Run through the data and copy out every line that mentions the word "title".

*Data entries*.
***

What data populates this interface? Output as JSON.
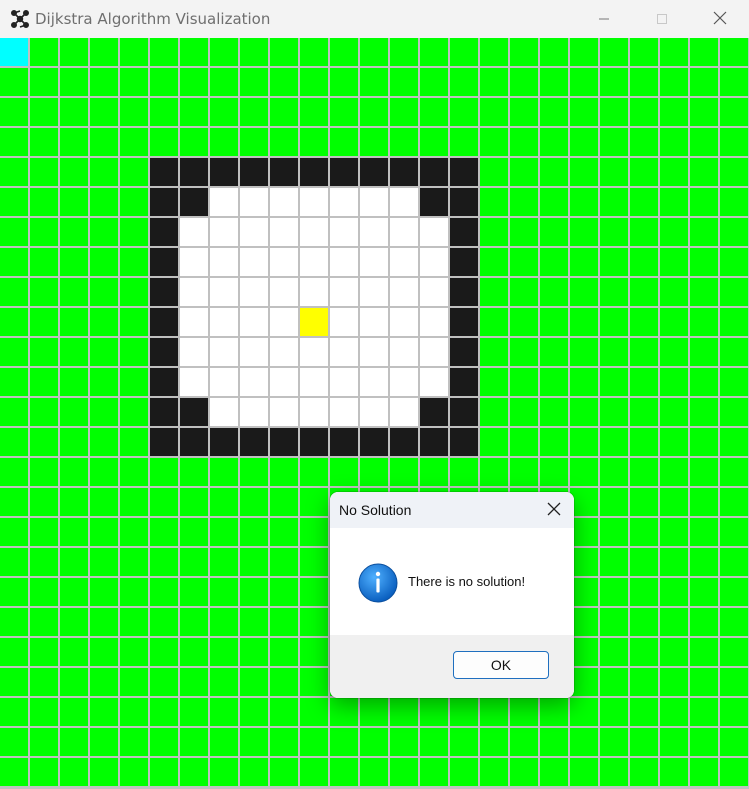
{
  "window": {
    "title": "Dijkstra Algorithm Visualization",
    "icon": "graph-network-icon",
    "controls": [
      "minimize-icon",
      "maximize-icon",
      "close-icon"
    ]
  },
  "grid": {
    "rows": 25,
    "cols": 25,
    "colors": {
      "open": "#00ff00",
      "wall": "#1a1a1a",
      "unvisited": "#ffffff",
      "start": "#00ffff",
      "end": "#ffff00",
      "line": "#c0c0c0"
    },
    "start": [
      0,
      0
    ],
    "end": [
      9,
      10
    ],
    "walls": [
      [
        4,
        5
      ],
      [
        4,
        6
      ],
      [
        4,
        7
      ],
      [
        4,
        8
      ],
      [
        4,
        9
      ],
      [
        4,
        10
      ],
      [
        4,
        11
      ],
      [
        4,
        12
      ],
      [
        4,
        13
      ],
      [
        4,
        14
      ],
      [
        4,
        15
      ],
      [
        5,
        5
      ],
      [
        5,
        6
      ],
      [
        5,
        14
      ],
      [
        5,
        15
      ],
      [
        6,
        5
      ],
      [
        6,
        15
      ],
      [
        7,
        5
      ],
      [
        7,
        15
      ],
      [
        8,
        5
      ],
      [
        8,
        15
      ],
      [
        9,
        5
      ],
      [
        9,
        15
      ],
      [
        10,
        5
      ],
      [
        10,
        15
      ],
      [
        11,
        5
      ],
      [
        11,
        15
      ],
      [
        12,
        5
      ],
      [
        12,
        6
      ],
      [
        12,
        14
      ],
      [
        12,
        15
      ],
      [
        13,
        5
      ],
      [
        13,
        6
      ],
      [
        13,
        7
      ],
      [
        13,
        8
      ],
      [
        13,
        9
      ],
      [
        13,
        10
      ],
      [
        13,
        11
      ],
      [
        13,
        12
      ],
      [
        13,
        13
      ],
      [
        13,
        14
      ],
      [
        13,
        15
      ]
    ],
    "enclosed": [
      [
        5,
        7
      ],
      [
        5,
        8
      ],
      [
        5,
        9
      ],
      [
        5,
        10
      ],
      [
        5,
        11
      ],
      [
        5,
        12
      ],
      [
        5,
        13
      ],
      [
        6,
        6
      ],
      [
        6,
        7
      ],
      [
        6,
        8
      ],
      [
        6,
        9
      ],
      [
        6,
        10
      ],
      [
        6,
        11
      ],
      [
        6,
        12
      ],
      [
        6,
        13
      ],
      [
        6,
        14
      ],
      [
        7,
        6
      ],
      [
        7,
        7
      ],
      [
        7,
        8
      ],
      [
        7,
        9
      ],
      [
        7,
        10
      ],
      [
        7,
        11
      ],
      [
        7,
        12
      ],
      [
        7,
        13
      ],
      [
        7,
        14
      ],
      [
        8,
        6
      ],
      [
        8,
        7
      ],
      [
        8,
        8
      ],
      [
        8,
        9
      ],
      [
        8,
        10
      ],
      [
        8,
        11
      ],
      [
        8,
        12
      ],
      [
        8,
        13
      ],
      [
        8,
        14
      ],
      [
        9,
        6
      ],
      [
        9,
        7
      ],
      [
        9,
        8
      ],
      [
        9,
        9
      ],
      [
        9,
        11
      ],
      [
        9,
        12
      ],
      [
        9,
        13
      ],
      [
        9,
        14
      ],
      [
        10,
        6
      ],
      [
        10,
        7
      ],
      [
        10,
        8
      ],
      [
        10,
        9
      ],
      [
        10,
        10
      ],
      [
        10,
        11
      ],
      [
        10,
        12
      ],
      [
        10,
        13
      ],
      [
        10,
        14
      ],
      [
        11,
        6
      ],
      [
        11,
        7
      ],
      [
        11,
        8
      ],
      [
        11,
        9
      ],
      [
        11,
        10
      ],
      [
        11,
        11
      ],
      [
        11,
        12
      ],
      [
        11,
        13
      ],
      [
        11,
        14
      ],
      [
        12,
        7
      ],
      [
        12,
        8
      ],
      [
        12,
        9
      ],
      [
        12,
        10
      ],
      [
        12,
        11
      ],
      [
        12,
        12
      ],
      [
        12,
        13
      ]
    ]
  },
  "dialog": {
    "title": "No Solution",
    "message": "There is no solution!",
    "icon": "info-icon",
    "ok_label": "OK"
  }
}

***

*YOUR SOLUTION*.
    "title": "Dijkstra Algorithm Visualization",
    "title": "No Solution",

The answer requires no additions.